Plan of Mr Robertson's Mound, Masulipatam, intended to display the sculptures from Amaravati
Medium: Pen and ink on paper
Pen-and-ink plan of Mr. Robertson's Mound at Masulipatam, intended to display the sculptures from Amaravati. Inscribed on front in ink: 'Plan and Elevation of the Mound intended to be erected by Mr Robertson in the Pettah of Masulipatam'; also memorandum.
The great Buddhist Stupa of Amaravati was one of the greatest architectural achievement of ancient India. The site is situated on the outskirts of the town of Amaravati near the ancient ruined city of Dharanikota. It was founded in the 3rd-2nd centuries BC and enlarged in the 1st-4th centuries AD under the Satavahana and Ikshvaku patronage. It was a centre of religious activities for hundreds of years and then fell to disrepair. By the mid-1790s the ruin of the Great Stupa has deteriorated into a mound of rubble with fragments of sculpture scattered about. In 1797 the British colonel Colin Mackenzie heard about the site and visited it. He was able to return again only in March 1816 and during his six months stay he made a series of drawings. In the meantime the stupa had been pillaged for stonework and the top of the mound had been dug by the local landlord to make a water tank. MacKenzie removed some stones from the site. Some were sent to Calcutta and others to the East India Company collection in London. He also transported some material to Masulipatam on the coast. This collection was later enlarged in 1830 by Mr. Robertson, a collector of Masulipatam of whom nothing is known.

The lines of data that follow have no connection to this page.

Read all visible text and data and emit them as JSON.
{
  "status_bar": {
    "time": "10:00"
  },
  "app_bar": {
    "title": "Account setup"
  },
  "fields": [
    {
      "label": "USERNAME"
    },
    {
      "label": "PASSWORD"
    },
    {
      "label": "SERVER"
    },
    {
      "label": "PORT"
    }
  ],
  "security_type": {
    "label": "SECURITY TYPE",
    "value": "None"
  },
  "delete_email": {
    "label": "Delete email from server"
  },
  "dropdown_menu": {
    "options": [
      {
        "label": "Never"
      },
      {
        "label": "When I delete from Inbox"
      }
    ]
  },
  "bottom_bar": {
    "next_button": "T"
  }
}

By 1853 it numbered thirty-three stones which were used to decorate a new market-place which was named after him.